Chabad’s large bonfire was still burning in Ramat Aviv Tuesday morning. Yet even after city inspectors arrived and only remains were left of the bonfire, the greater fire started in the neighborhood by the Chabad-Lubavitch movement had not been extinguished, and it will not be extinguished soon.
This fire was not started wisely and it has instigated a cultural war in Ramat Aviv; by now, it is difficult to control the flames.
Yael Mishali wrote about the “campaign to remove the Orthodox from a secular neighborhood,” and immediately she discerned the scent of racism, while resorting to the doomsday weapon while criticizing secular residents: “This didn’t exactly give off a scent of the unconditional love, pluralism, and tolerance that northern Tel Aviv boasts on regular days.” In other words, you wanted pluralism? Well, now you’re screwed. Oh, and also there’s this matter about the northern Tel Aviv stigma. After all, we are allowed to be stigmatized, obviously. When such sentiments are directed at seculars, that’s not racist.
So to set the record straight, the neighborhood in question is not the upscale Ramat Aviv Gimel (not that they should be stigmatized either.) It is a neighborhood of small apartments populated by middle class resident. You will not find jeeps, Filipino nannies, or luxurious penthouses here.
Chabad’s sweet talk is a Trojan horse that serves to hide a thuggish move. This is what’s happening at this time: Ramat Aviv faces the advanced phases of a planned and deliberate takeover by the Chabad-Lubavitch Hasidic movement. Only a blind person would fail to see that. Many apartments are being rented on the orders of rabbis, Orthodox families move in, post a “Chabad House” sign on their door, and their neighbors’ lives immediately turn into a hell of noise at all hours of day and night.
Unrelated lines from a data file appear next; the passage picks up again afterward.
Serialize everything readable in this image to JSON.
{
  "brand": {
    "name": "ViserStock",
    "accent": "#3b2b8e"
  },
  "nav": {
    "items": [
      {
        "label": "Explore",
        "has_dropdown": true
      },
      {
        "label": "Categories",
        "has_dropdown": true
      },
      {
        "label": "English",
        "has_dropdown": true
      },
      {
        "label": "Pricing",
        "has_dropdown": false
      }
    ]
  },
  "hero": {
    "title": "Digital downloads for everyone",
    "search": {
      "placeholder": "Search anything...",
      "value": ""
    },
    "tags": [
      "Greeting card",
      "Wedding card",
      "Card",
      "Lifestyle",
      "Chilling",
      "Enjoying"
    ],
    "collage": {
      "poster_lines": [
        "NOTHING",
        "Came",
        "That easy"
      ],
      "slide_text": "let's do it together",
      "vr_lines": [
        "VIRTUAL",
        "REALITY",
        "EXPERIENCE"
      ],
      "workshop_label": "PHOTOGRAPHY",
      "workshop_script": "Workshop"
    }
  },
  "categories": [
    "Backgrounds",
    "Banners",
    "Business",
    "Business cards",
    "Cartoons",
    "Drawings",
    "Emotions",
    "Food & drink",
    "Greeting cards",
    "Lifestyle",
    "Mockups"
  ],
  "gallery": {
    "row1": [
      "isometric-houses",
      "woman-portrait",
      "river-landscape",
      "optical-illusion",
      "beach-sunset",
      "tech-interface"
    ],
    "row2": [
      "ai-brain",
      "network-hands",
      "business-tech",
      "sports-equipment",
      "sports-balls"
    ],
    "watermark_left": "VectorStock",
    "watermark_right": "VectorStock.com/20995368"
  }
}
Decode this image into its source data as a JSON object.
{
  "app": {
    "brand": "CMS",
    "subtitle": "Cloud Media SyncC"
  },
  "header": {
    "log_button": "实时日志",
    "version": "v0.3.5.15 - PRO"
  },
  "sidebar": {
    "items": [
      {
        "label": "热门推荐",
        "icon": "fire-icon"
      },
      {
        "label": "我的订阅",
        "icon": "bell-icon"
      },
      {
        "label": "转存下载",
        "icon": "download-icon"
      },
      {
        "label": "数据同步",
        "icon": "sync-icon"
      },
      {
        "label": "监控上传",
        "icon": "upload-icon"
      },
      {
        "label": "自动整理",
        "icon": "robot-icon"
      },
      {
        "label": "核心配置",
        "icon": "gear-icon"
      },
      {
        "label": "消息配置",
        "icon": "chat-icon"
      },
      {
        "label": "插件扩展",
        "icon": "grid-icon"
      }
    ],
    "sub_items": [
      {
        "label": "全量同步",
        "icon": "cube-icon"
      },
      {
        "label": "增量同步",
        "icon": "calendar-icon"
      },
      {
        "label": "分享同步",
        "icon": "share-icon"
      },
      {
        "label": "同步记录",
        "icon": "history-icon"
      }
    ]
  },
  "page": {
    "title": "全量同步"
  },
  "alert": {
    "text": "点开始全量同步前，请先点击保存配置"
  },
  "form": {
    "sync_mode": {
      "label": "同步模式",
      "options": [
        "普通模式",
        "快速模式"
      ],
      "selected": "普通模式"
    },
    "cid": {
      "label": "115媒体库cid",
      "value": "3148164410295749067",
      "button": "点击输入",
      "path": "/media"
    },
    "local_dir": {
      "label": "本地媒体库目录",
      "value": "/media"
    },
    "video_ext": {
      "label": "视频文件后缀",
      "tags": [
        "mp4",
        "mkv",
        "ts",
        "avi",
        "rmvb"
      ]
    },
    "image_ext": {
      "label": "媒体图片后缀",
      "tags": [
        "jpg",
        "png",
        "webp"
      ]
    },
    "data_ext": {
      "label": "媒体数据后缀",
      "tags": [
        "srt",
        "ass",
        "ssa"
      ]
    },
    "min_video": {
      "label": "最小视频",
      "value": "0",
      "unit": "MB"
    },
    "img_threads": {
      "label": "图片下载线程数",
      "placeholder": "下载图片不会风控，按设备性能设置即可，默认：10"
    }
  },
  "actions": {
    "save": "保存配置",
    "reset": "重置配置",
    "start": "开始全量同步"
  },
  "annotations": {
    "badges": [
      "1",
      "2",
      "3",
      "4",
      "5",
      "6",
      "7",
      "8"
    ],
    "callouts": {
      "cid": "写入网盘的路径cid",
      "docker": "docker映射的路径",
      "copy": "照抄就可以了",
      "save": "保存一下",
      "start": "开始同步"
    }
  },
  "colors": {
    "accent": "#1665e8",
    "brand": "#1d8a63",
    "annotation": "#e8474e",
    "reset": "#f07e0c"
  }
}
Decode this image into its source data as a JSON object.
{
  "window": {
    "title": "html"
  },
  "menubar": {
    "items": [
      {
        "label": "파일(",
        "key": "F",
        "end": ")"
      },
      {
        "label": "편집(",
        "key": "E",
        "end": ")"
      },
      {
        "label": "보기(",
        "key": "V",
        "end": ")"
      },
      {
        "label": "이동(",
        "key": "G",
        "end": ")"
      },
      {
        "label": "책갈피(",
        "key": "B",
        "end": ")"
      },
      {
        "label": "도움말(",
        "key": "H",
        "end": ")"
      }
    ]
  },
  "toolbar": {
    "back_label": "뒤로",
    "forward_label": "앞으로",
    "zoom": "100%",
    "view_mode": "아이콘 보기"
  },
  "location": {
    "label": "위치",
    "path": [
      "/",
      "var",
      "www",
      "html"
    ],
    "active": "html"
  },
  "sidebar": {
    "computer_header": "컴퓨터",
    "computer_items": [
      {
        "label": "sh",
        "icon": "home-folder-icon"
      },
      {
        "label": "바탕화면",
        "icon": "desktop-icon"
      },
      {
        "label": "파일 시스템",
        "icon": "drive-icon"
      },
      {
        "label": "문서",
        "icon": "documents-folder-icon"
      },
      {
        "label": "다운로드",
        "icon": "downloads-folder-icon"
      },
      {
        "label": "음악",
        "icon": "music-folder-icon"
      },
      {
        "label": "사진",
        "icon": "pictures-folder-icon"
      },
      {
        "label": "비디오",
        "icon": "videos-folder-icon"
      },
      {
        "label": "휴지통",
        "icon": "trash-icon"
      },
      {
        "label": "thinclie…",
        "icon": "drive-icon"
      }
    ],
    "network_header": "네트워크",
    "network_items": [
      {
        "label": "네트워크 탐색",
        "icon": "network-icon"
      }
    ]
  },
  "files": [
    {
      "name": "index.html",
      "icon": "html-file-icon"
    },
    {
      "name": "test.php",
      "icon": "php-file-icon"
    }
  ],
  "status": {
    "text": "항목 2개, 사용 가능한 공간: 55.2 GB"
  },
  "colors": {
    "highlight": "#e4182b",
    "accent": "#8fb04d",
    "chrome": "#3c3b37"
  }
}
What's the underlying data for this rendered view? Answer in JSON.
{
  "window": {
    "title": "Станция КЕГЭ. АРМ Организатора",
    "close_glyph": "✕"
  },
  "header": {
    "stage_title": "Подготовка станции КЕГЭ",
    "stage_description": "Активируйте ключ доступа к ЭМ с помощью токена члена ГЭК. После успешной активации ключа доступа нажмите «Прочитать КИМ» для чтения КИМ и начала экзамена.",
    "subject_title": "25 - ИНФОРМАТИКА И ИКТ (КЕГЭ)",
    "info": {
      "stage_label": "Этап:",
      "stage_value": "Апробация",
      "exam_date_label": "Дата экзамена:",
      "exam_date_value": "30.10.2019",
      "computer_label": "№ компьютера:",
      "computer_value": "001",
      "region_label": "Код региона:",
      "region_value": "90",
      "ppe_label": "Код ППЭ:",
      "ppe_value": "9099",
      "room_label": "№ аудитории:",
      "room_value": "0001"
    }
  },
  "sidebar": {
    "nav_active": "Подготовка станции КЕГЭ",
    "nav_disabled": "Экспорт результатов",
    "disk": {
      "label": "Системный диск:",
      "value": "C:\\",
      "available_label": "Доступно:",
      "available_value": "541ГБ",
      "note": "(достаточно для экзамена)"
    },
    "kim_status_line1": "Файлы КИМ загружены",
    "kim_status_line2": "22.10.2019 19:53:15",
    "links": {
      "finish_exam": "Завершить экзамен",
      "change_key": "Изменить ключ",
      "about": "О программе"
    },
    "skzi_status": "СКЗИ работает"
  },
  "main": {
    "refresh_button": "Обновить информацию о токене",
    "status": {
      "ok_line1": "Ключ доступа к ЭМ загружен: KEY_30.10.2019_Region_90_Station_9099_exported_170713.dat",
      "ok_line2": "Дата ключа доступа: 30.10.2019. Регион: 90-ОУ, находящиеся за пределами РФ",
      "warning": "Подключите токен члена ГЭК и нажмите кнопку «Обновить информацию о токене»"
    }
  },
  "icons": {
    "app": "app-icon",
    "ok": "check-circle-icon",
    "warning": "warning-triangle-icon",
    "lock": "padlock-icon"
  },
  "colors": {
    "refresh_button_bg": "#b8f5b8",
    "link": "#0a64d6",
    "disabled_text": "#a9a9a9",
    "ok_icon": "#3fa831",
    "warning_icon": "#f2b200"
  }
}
This isn’t toleranceMeanwhile, Orthodox kindergartens are replacing our social institutes; what used to be a pensioners’ club, a movie theater, a kindergarten, and a camp for new immigrants. All this is done without a permit, by the way. Meanwhile, Chabad’s kindergarten hired a young teacher who in the past was probed on allegations of neglecting a baby; is this what they mean when they talk about “a little Yiddishkite?”
Other things we got as part of this takeover include the following: A neighbor who asked the Orthodox kindergarten to control the noise level was locked in there for four hours. Meanwhile, children are given alcohol at the Shuster Center at night: Cheers! What’s wrong with that? A little Yiddishkite-vodka. Young children are tempted to enter the yeshiva, and more than one resident has already reported hearing “Shabbes” yells on Shabbat.
Thuggery will not enjoy the spirit of tolerance and it must not pretend to come under the umbrella of pluralism. Attempt to sign a Mizrahi kid to an Orthodox Ashkenazi kindergarten, or to bring an Ethiopian girl into a religious school and ask that she not be given special break times so that she doesn’t interact with pure Ashkenazi girls – and after you do that, you can preach to us about pluralism and racism.
With all due respect (and quite frankly, there isn’t much respect left at this stage,) Rabbi Ginsberg is lying and misleading. They do not intend, as Mishali’s article claimed, to open educational institutions to accommodate their children; otherwise, why are buses from Bnei Braq traveling here every day? They come here (and are paid to do so!) in order to fill these educational institutions with children who are not local residents and with substance that neighborhood residents have no need for. They are coming in order to deliberately change Ramat Aviv’s character.
Nothing against religionWe actually have nothing against religious people, and certainly against religion. We never had anything against it, and we hope to never reach that stage. We taught our children to respect every person. We have synagogues, and on Yom Kippur not even one car can be seen on our roads. There are quite a few believers amongst us, and they too feel uncomfortable with the Orthodox takeover attempt. As opposed to the arguments being raised, there was no attempt to remove the Orthodox from here. We merely asked that they respect the law and our way of life, as well as the harmony that has prevailed here for 50 years.
Yael Mishali writes about a “campaign of hatred and racism.” Yet there is no hatred or racism here, but rather, the exact opposite. When the first Orthodox families arrived here, we agreed amongst ourselves to welcome them. We opened our homes and hosted them, and we invited their children to play with our children.
Yet they do not let their children interact with our children. They do not buy in our shops, they do not enter our synagogues, the God we believe in is not their God, our laws are not their laws, and our flag is not their flag. Our children, who were taught to show tolerance, are not appropriate friends for their children. They show contempt to us and to our values; yes, we do have values.
This is no longer a cultural war. This is a war for democracy and for the values of liberalism and enlightenment – this is a war for the State of Israel’s face. The Israel in whose army we serve (and guess who doesn’t serve in it); Israel whose flag we raise on Independence Day (and guess who among our neighbors doesn’t do it). Those who are sitting on the sidelines at this time and resort to false arguments about the “bad scent of racism” are in fact supporting the elimination of these values.